“The impact of this strike on the industry and events like ours cannot be denied,” TIFF said moments after SAG announced job action.

“We urge our partners and colleagues to resume an open dialogue. We will continue planning for this year’s festival with the hope of a swift resolution in the coming weeks.”

The last time TIFF and the research firm TNS Canada Ltd. studied the festival's financial impact was 2013. They found the event delivered at least $189 million in annual economic activity to Toronto businesses.

Those numbers likely swelled as the festival grew in the last decade and started hosting an awards night and shutting down a strip of King Street West on TIFF's first weekend for stargazing and corporate promotions.

Jesse Warfield isn't quite sure how much business TIFF will bring, especially if stars stay home, but he is used to the festival drawing steady throngs to his restaurant, District, which sits across from the TIFF Bell Lightbox on King Street West.

"It's our busiest 10-day span by a pretty big long shot," he said.

"We're full from the moment we open at 11 a.m. until the moment we close at 2 a.m."

He books about 30 per cent more staff to work during the festival, which includes a handful of daytime parties, and doesn't take reservations during the event because walk-in business is so strong.

But like most local business owners, Warfield is unsure what a strike will mean for District's busy season.

"I'm a little bit concerned, but to be honest with you, I'm not that concerned ... because we are so busy during that period of time that we could be less busy and still be full," he said.

Front of house manager Julius Chapple said nearby Rodney’s Oyster House doesn't get much of a lift from TIFF, but many of its neighbours who have a "nice, sexy room" with a "beautiful ambience" benefit annually from the festival.

"Having that little dusting of celebrity really does help in terms of burnishing their image for the rest of the year, so there's an impact," he said.

"For the people that invest in those relationship with the various public relations groups that organize parties, they'll definitely feel it." 

Public relations Natasha Koifman is no stranger to TIFF’s party scene.
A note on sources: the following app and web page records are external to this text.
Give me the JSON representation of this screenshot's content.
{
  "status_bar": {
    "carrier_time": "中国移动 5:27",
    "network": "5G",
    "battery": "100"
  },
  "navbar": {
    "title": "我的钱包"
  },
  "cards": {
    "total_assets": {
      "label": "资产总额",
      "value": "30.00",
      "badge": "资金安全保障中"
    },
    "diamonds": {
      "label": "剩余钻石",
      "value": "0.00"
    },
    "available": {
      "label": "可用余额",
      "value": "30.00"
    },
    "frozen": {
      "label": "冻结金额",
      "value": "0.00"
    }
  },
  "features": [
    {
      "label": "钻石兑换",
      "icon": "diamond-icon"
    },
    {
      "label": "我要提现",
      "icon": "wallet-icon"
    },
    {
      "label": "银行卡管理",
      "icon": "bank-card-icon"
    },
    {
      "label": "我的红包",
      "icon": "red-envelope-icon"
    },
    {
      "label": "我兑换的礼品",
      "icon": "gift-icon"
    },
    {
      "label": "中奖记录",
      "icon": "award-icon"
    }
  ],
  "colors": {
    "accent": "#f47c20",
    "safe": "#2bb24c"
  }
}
The head of the NKPR agency has thrown several star-studded bashes, including her annual Artists for Peace and Justice gala.

The events she is involved with this year are about 90 per cent planned and Koifman has been telling clients that even if U.S. stars stay home, A-listers and locals will still drive plenty of opportunity.

“We might not see Brad Pitt, but there is so much other talent that will be coming into the festival."

This report by The Canadian Press was first published July 14, 2023.